## [WHAT IS REQUIRED]
For this exercise, report every line of the material that includes "hero".

## [RECORDS FOR THE EXERCISE]
Segment Open

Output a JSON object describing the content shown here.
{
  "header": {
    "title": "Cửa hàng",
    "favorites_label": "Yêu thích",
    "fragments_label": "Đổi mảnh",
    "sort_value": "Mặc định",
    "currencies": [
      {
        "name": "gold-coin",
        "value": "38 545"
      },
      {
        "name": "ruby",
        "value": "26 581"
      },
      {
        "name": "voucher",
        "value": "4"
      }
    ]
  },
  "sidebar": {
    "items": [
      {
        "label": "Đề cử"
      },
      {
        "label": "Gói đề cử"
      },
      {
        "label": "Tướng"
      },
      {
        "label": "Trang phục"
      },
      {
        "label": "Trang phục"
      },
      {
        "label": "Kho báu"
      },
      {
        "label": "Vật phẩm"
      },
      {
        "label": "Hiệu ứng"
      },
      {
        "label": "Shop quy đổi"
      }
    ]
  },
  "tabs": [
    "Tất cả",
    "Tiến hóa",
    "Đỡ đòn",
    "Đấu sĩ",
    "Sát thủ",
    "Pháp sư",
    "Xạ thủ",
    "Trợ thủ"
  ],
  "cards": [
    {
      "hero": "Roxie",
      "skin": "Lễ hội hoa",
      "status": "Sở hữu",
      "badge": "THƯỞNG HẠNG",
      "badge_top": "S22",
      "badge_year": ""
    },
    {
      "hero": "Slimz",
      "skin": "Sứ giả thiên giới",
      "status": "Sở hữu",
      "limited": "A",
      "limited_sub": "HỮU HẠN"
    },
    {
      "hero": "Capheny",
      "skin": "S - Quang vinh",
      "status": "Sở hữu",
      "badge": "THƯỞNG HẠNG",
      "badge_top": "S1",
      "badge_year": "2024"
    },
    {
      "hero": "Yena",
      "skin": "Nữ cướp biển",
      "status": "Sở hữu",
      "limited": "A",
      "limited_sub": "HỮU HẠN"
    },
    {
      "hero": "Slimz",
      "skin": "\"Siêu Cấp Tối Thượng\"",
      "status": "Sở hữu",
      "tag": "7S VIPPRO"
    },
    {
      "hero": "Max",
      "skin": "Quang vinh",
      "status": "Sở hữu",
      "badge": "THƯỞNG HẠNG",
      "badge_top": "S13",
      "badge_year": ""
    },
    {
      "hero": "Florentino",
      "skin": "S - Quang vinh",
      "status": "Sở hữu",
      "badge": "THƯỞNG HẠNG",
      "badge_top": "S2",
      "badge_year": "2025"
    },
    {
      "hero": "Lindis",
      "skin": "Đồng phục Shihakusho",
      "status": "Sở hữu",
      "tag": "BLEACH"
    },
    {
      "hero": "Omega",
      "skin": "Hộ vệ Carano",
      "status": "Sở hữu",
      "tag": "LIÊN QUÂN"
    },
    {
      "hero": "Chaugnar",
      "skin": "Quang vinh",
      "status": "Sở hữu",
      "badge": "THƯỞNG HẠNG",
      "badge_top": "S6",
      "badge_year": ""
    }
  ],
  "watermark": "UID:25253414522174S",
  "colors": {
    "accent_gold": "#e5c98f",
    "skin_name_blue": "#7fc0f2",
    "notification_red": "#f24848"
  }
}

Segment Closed

## [SOLUTION BELOW]
      "hero": "Roxie",
      "hero": "Slimz",
      "hero": "Capheny",
      "hero": "Yena",
      "hero": "Slimz",
      "hero": "Max",
      "hero": "Florentino",
      "hero": "Lindis",
      "hero": "Omega",
      "hero": "Chaugnar",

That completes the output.